The hope is that some coherent strategy can emerge, perhaps to regroup Western allies, and somehow reinstate a nuclear deal with Iran and rein in their nefarious influence meddling in Iraqi government affairs, to help bolster Iraq’s fledgling democracy and finally reining in the many militias that make death threats upon Iraqi politicians when they try to clean up their country. Without these steps, Iraq may be lost, and Iran will continue to increase as a growing threat, making global peace and security in the region elusive for years to come.
About the author:

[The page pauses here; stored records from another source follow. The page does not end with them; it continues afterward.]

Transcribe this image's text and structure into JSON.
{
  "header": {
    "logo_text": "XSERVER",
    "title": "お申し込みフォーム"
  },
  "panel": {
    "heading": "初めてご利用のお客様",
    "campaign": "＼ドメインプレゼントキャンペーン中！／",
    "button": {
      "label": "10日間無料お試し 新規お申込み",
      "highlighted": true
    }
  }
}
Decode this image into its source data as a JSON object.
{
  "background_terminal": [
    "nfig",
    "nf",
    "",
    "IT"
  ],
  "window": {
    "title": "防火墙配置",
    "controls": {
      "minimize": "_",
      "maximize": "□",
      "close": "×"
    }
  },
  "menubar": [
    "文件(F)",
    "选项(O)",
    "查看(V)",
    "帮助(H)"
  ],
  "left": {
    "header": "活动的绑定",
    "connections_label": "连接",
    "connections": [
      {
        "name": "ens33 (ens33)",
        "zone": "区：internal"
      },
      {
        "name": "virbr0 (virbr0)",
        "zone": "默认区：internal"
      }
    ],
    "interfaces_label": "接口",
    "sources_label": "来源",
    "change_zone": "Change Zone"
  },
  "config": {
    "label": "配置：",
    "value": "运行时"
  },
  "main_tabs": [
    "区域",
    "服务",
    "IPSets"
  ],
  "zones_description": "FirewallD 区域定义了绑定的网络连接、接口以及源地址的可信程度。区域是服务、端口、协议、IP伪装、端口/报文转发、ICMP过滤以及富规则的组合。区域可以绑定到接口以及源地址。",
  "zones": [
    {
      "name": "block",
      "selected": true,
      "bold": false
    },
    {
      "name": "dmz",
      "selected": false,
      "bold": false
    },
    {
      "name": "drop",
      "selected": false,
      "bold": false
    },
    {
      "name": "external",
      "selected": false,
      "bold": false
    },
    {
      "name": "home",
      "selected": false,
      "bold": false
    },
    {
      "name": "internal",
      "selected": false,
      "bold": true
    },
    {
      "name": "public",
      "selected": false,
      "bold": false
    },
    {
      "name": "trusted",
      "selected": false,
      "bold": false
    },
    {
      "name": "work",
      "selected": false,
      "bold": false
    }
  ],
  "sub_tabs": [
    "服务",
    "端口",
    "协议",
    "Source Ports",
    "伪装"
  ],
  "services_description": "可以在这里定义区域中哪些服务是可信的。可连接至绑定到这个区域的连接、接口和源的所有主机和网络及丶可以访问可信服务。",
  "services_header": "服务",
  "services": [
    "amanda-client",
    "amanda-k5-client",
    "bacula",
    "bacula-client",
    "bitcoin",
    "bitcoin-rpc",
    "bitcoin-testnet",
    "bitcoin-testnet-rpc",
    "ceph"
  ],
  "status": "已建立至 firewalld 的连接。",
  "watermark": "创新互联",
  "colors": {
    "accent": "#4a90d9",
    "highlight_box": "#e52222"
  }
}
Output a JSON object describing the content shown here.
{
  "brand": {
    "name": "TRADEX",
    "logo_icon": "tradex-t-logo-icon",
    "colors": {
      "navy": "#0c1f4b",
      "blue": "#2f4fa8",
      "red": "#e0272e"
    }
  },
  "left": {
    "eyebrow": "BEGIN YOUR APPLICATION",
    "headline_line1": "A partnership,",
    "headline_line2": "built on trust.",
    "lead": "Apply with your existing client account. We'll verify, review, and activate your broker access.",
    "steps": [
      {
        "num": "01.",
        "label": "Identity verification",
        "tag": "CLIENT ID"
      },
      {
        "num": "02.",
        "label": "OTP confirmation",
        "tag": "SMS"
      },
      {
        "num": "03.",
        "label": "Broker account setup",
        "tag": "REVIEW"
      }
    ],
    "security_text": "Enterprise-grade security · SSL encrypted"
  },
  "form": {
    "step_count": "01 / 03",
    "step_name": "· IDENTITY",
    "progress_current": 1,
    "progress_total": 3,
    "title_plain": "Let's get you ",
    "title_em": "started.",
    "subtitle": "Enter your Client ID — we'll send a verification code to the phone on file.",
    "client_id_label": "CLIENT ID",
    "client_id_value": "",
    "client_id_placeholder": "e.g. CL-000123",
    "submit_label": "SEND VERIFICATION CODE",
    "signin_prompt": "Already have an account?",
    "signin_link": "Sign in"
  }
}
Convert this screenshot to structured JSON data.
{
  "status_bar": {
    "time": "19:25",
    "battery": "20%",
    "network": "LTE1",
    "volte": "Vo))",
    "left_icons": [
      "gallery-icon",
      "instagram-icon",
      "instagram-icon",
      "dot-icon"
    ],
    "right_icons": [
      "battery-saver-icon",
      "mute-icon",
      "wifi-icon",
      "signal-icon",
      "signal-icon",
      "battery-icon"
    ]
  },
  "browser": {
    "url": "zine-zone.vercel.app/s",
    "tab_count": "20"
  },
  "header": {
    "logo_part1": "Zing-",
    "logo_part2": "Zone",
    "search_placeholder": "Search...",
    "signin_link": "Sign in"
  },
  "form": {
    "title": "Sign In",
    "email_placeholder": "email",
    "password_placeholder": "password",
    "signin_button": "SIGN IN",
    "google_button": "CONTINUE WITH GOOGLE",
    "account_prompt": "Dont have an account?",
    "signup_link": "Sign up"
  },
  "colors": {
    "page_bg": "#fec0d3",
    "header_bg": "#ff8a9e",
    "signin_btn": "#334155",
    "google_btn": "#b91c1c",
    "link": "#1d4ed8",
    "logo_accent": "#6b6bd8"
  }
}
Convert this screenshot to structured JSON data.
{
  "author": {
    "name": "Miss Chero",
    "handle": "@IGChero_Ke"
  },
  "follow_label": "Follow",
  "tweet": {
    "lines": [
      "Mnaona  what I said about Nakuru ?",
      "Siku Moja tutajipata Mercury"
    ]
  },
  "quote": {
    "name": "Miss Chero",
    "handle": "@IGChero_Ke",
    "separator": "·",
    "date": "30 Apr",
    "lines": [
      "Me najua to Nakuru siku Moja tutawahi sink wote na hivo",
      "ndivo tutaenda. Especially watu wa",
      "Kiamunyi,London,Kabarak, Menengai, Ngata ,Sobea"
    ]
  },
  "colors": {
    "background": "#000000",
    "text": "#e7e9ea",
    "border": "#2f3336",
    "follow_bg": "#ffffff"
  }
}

Anne Speckhard, Ph.D., is Director of the International Center for the Study of Violent Extremism (ICSVE) and serves as an Adjunct Associate Professor of Psychiatry at Georgetown University School of Medicine. She has interviewed over 700 terrorists, their family members and supporters in various parts of the world including in Western Europe, the Balkans, Central Asia, the Former Soviet Union and the Middle East. In the past three years, she and ICSVE staff have been collecting interviews (n=217 and counting) with ISIS defectors, returnees and prisoners as well as al Shabaab cadres (n=16 and counting) and their family members (n=25) as well as ideologues (n=2), studying their trajectories into and out of terrorism, their experiences inside ISIS (and al Shabaab), as well as developing the Breaking the ISIS Brand Counter Narrative Project materials from these interviews. She has also been training key stakeholders in law enforcement, intelligence, educators, and other countering violent extremism professionals on the use of counter-narrative messaging materials produced by ICSVE both locally and internationally as well as studying the use of children as violent actors by groups such as ISIS and consulting on how to rehabilitate them. In 2007, she was responsible for designing the psychological and Islamic challenge aspects of the Detainee Rehabilitation Program in Iraq to be applied to 20,000 + detainees and 800 juveniles. She is a sought after counterterrorism experts and has consulted to NATO, OSCE, foreign governments and to the U.S. Senate & House, Departments of State, Defense, Justice, Homeland Security, Health & Human Services, CIA and FBI and CNN, BBC, NPR, Fox News, MSNBC, CTV, and in Time, The New York Times, The Washington Post, London Times and many other publications. She regularly speaks and publishes on the topics of the psychology of radicalization and terrorism and is the author of several books, including Talking to Terrorists, Bride of ISIS, Undercover Jihadi and ISIS Defectors: Inside Stories of the Terrorist Caliphate. Her publications are found here: https://georgetown.academia.edu/AnneSpeckhardWebsite: and on the ICSVE website http://www.icsve.org
Reference for this article: Speckhard, Anne (January 6, 2020). What are the Legal and Moral Issues and Repercussions of the U.S. Assassination of Soleimani?. Homeland Security Today